*** Supplied data ***
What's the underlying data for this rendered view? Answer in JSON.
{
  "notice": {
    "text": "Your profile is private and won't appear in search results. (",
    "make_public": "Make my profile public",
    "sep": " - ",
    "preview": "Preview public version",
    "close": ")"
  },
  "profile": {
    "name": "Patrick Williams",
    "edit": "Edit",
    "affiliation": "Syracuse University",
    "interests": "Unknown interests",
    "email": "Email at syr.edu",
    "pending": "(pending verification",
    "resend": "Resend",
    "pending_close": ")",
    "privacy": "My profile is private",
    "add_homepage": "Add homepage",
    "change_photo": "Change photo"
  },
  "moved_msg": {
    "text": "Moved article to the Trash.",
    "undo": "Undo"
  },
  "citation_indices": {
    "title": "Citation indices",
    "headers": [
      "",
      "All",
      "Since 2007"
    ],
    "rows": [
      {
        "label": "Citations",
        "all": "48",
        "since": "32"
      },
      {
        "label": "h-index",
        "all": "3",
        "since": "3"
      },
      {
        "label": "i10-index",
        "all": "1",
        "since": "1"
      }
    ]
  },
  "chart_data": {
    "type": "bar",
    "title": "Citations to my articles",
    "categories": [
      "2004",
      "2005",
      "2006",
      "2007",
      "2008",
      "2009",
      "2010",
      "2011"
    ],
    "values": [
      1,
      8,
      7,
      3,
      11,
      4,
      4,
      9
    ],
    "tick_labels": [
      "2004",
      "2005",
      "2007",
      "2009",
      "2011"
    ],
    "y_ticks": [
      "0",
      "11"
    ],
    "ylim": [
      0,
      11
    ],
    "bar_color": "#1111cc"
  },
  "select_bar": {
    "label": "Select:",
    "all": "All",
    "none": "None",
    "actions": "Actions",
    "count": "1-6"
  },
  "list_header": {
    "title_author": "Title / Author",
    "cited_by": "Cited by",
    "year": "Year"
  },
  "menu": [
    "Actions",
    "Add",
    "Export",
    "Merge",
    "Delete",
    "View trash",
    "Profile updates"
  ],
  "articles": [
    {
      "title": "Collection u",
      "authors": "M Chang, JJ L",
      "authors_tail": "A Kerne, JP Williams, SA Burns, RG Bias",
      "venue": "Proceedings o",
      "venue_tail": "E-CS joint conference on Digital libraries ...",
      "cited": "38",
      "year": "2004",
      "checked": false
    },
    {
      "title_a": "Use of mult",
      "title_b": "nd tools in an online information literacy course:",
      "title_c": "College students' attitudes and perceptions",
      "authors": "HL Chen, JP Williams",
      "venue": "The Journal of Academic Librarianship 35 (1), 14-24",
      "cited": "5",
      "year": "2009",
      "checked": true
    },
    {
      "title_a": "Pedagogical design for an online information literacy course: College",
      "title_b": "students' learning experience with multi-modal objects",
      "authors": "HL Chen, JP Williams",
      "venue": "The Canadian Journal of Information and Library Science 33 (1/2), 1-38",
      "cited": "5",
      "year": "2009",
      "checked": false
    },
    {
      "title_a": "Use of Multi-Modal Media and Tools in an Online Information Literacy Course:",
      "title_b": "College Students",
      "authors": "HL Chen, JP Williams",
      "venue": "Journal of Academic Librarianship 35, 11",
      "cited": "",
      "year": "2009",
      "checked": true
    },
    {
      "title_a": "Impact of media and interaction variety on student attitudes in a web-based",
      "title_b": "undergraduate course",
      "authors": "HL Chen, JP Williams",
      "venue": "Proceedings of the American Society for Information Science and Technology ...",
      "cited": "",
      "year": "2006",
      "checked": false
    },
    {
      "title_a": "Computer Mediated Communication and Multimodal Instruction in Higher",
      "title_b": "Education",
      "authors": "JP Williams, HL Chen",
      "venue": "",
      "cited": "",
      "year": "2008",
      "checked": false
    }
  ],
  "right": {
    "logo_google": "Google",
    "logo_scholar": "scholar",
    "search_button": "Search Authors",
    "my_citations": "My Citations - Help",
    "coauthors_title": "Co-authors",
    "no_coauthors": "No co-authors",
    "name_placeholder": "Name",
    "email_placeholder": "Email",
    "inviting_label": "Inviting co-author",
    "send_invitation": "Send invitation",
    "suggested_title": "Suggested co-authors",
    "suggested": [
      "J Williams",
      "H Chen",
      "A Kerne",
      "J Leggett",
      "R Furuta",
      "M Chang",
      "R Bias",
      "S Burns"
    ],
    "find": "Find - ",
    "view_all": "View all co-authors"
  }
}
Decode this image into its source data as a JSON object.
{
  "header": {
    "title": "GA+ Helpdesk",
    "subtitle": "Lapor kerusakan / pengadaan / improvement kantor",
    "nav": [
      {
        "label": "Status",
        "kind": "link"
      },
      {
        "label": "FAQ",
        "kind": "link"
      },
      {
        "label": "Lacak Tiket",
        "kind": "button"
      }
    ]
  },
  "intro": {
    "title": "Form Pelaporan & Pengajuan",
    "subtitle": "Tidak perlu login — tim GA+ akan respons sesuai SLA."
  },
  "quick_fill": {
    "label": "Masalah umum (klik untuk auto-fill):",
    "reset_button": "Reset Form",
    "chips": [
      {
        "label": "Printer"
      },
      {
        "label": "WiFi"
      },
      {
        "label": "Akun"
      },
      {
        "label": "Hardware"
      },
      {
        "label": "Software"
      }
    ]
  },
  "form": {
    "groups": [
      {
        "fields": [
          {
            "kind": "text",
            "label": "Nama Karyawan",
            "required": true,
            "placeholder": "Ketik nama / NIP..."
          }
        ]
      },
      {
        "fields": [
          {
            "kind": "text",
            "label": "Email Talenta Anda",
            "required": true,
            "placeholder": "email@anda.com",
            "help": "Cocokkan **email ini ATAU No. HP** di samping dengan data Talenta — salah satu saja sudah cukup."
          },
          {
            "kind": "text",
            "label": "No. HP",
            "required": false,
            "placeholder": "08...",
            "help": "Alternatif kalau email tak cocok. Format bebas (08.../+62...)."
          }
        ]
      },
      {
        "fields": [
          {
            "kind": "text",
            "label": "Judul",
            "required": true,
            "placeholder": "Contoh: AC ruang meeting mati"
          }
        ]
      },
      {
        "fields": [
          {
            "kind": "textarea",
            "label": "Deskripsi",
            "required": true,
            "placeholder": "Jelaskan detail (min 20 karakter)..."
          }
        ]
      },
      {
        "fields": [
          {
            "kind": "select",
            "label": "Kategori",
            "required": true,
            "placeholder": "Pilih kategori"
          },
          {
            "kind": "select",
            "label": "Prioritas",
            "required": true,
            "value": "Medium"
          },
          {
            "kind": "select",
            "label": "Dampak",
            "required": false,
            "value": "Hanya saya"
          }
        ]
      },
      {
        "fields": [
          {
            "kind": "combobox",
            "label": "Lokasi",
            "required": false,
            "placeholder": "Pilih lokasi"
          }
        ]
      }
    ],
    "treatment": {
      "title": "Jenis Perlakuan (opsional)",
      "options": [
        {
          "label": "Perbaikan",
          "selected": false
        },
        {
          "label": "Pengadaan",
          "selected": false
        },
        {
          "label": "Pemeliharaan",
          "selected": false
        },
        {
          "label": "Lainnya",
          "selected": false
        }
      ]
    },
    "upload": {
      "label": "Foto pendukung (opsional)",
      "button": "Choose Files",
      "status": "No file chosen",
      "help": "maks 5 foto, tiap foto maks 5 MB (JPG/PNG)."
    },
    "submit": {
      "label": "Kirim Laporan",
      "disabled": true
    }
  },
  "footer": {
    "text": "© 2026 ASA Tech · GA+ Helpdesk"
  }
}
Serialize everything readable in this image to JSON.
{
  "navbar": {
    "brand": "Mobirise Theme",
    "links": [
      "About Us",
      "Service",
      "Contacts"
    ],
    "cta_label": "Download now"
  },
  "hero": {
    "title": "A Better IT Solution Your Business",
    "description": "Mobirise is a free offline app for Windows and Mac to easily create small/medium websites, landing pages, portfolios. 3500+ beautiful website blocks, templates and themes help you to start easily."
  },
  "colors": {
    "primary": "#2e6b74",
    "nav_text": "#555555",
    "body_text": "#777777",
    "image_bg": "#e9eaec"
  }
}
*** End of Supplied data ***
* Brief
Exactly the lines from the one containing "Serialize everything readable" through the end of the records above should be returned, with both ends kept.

* Solution to the problem
Serialize everything readable in this image to JSON.
{
  "navbar": {
    "brand": "Mobirise Theme",
    "links": [
      "About Us",
      "Service",
      "Contacts"
    ],
    "cta_label": "Download now"
  },
  "hero": {
    "title": "A Better IT Solution Your Business",
    "description": "Mobirise is a free offline app for Windows and Mac to easily create small/medium websites, landing pages, portfolios. 3500+ beautiful website blocks, templates and themes help you to start easily."
  },
  "colors": {
    "primary": "#2e6b74",
    "nav_text": "#555555",
    "body_text": "#777777",
    "image_bg": "#e9eaec"
  }
}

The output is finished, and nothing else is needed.